State the number of lines in the listing that contain "this". No further words are expected.

====== Data records

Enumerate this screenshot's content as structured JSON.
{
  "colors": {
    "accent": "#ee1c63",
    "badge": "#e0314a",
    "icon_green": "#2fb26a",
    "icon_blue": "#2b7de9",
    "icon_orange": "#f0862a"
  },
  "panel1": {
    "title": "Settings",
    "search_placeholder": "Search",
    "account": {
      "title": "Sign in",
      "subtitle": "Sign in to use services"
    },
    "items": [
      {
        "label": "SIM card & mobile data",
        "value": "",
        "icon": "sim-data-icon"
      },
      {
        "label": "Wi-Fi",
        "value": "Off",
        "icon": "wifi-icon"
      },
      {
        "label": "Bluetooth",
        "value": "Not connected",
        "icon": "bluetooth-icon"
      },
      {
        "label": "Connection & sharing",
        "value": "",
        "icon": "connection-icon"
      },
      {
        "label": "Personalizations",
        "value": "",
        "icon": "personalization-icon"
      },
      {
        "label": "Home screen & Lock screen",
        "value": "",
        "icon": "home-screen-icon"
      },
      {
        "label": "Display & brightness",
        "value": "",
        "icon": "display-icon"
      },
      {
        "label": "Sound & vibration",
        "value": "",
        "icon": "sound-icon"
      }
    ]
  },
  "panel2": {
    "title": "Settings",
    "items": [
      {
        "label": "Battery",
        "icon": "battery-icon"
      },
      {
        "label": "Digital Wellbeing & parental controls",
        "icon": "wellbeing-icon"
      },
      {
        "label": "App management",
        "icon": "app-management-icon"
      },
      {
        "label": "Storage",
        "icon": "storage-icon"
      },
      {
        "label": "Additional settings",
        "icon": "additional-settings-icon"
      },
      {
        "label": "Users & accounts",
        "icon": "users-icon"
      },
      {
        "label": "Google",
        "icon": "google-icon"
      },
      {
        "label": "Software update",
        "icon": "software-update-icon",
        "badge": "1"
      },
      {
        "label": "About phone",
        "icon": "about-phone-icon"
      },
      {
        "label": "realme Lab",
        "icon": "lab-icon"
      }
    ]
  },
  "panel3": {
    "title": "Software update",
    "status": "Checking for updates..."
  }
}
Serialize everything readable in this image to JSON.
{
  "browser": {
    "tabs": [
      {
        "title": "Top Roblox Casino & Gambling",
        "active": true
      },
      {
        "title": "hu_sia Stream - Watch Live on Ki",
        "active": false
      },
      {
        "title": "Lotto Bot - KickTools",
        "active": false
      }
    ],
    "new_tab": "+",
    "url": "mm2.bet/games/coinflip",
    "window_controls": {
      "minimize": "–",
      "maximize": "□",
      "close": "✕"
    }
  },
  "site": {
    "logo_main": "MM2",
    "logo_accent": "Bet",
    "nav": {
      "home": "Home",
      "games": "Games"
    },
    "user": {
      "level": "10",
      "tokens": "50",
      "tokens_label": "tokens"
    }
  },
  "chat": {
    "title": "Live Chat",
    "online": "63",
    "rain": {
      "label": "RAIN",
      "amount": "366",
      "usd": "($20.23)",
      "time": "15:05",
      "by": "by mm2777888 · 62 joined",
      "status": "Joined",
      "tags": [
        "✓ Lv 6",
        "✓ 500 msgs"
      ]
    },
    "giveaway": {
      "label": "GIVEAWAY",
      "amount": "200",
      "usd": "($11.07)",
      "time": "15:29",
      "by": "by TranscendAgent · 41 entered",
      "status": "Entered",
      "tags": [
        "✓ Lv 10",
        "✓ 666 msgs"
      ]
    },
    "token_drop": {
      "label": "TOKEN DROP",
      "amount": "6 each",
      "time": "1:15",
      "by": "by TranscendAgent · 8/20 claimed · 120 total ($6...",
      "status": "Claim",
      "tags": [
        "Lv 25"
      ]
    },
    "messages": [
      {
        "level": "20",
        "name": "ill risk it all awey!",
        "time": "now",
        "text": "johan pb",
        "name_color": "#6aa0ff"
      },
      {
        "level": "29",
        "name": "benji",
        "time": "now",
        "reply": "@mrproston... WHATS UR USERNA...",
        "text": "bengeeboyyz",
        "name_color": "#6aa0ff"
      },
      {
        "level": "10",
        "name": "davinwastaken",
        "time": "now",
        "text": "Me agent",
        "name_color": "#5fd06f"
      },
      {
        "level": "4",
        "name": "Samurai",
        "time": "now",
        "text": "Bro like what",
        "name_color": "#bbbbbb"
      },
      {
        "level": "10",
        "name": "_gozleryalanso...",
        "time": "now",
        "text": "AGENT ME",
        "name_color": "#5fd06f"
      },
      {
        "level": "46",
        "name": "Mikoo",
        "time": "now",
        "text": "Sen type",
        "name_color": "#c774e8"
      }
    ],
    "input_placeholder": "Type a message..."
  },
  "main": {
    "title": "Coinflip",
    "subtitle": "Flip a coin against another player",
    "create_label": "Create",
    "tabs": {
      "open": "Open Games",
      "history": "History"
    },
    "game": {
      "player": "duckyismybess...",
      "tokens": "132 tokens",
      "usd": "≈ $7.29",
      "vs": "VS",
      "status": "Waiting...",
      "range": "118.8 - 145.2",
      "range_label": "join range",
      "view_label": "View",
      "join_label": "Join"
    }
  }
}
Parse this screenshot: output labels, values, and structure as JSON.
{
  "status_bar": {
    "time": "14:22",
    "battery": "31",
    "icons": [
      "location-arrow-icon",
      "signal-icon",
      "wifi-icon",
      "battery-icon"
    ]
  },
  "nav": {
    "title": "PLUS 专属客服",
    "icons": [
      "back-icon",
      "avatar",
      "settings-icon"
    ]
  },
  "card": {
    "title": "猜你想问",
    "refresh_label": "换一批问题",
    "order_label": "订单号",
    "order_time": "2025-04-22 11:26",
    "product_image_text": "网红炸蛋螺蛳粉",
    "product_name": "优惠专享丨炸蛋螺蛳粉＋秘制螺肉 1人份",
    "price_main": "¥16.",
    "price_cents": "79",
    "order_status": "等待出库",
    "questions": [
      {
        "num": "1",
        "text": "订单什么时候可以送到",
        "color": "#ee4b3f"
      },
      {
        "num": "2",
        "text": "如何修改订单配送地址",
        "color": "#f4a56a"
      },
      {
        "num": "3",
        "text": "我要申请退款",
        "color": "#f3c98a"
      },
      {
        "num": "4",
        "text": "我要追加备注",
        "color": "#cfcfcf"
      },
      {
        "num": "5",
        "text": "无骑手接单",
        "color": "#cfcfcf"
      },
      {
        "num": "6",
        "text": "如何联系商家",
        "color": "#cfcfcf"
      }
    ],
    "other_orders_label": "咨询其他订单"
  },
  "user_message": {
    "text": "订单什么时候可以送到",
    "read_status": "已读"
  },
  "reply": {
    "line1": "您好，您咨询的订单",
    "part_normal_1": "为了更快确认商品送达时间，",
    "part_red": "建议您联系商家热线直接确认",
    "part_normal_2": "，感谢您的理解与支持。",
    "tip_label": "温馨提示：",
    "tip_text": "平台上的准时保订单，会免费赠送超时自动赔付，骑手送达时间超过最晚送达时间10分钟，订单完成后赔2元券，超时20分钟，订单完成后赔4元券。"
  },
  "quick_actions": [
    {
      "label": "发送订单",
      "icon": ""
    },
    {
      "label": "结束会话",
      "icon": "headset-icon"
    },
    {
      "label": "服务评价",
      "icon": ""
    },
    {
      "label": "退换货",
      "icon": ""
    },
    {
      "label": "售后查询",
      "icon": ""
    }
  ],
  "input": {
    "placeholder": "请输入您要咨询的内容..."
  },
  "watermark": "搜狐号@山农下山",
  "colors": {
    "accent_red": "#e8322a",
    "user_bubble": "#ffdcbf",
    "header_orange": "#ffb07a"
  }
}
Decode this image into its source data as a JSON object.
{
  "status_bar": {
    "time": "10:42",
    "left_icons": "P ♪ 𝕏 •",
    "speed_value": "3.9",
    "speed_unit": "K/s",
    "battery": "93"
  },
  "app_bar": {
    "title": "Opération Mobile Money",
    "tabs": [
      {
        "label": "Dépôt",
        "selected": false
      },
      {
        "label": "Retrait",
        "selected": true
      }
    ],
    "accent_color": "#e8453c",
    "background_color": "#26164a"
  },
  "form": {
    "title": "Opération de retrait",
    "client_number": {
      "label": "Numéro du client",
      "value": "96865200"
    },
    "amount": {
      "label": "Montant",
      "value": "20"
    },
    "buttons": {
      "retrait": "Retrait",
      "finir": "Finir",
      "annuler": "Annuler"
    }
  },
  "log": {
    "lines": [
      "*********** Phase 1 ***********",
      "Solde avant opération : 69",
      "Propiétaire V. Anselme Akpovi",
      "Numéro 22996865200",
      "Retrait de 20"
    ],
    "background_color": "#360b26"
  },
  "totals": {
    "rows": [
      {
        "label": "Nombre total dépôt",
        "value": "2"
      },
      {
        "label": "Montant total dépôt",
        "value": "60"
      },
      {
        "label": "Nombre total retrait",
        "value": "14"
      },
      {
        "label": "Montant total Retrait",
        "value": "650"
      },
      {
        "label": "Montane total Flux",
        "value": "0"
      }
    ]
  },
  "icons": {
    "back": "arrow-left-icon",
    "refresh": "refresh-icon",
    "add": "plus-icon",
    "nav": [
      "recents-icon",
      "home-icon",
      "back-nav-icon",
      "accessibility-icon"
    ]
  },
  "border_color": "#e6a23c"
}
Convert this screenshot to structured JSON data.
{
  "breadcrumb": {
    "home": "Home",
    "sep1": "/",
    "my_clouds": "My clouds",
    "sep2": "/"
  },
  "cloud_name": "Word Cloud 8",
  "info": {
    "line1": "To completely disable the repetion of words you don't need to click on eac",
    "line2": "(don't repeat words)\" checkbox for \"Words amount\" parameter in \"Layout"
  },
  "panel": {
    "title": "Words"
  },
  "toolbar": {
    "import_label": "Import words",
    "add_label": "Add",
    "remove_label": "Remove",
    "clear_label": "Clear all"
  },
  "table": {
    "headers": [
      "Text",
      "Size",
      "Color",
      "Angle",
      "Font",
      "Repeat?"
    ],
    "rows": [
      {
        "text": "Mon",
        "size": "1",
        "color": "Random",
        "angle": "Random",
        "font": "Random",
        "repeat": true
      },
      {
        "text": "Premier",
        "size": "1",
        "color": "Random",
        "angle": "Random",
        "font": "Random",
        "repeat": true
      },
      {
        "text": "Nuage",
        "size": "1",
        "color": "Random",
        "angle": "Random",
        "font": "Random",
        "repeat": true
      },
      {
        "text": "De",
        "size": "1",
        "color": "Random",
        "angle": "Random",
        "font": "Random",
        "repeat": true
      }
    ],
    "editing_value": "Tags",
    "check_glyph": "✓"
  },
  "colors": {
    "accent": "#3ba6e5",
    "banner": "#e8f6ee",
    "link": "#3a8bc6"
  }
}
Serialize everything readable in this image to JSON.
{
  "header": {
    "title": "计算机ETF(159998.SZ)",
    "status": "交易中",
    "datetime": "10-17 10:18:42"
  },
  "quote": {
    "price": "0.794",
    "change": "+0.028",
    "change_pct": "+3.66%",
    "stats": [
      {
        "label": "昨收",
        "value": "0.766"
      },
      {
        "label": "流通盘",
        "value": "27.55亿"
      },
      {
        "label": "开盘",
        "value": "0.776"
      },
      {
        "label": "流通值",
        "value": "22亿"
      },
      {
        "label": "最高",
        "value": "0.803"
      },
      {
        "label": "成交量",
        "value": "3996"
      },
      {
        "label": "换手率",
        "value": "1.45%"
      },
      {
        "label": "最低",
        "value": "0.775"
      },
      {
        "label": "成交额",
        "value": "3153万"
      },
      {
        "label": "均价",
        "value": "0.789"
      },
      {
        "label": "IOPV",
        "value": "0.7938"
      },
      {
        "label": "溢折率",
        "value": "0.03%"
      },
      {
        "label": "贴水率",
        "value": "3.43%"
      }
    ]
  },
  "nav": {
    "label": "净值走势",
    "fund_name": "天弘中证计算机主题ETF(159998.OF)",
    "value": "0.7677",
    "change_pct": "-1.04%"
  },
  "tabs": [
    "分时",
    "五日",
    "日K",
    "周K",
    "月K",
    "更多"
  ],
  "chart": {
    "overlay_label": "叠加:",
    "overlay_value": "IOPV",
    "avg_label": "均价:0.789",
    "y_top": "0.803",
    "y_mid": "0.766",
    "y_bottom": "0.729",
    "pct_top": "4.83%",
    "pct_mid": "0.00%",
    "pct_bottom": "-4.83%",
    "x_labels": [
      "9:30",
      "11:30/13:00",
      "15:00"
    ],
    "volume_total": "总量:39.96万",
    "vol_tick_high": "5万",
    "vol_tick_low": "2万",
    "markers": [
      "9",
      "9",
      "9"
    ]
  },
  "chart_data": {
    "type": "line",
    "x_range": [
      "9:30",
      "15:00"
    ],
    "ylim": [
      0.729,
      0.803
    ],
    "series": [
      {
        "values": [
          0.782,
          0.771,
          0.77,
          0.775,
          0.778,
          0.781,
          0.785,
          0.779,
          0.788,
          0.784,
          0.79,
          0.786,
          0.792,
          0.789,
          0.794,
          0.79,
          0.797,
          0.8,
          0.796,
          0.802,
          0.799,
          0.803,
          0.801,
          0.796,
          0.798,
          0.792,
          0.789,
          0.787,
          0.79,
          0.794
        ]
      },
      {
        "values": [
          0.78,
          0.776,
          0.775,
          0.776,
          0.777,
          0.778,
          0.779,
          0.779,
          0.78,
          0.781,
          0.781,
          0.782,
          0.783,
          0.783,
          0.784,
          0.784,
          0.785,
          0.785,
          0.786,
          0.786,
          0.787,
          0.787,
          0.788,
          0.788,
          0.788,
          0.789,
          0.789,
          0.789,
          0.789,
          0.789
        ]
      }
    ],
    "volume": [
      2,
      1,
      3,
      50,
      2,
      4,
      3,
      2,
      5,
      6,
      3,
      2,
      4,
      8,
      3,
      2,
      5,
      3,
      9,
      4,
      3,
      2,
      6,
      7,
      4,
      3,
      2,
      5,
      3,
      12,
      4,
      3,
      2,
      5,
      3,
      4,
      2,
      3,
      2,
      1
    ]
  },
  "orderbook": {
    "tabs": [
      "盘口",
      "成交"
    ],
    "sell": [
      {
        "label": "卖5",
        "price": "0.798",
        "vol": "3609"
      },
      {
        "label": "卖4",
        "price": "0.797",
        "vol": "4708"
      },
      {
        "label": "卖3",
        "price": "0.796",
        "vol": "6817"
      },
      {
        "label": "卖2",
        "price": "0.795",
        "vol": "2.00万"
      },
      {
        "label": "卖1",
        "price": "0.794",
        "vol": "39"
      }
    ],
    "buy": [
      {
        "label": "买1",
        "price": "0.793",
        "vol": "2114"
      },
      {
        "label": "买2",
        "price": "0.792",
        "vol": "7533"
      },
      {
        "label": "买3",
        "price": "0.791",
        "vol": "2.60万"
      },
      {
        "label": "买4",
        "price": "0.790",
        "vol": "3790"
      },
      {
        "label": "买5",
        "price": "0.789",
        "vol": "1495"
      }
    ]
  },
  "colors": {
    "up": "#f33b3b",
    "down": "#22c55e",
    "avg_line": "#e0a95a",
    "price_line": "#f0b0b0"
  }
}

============

— Reply to the task —
6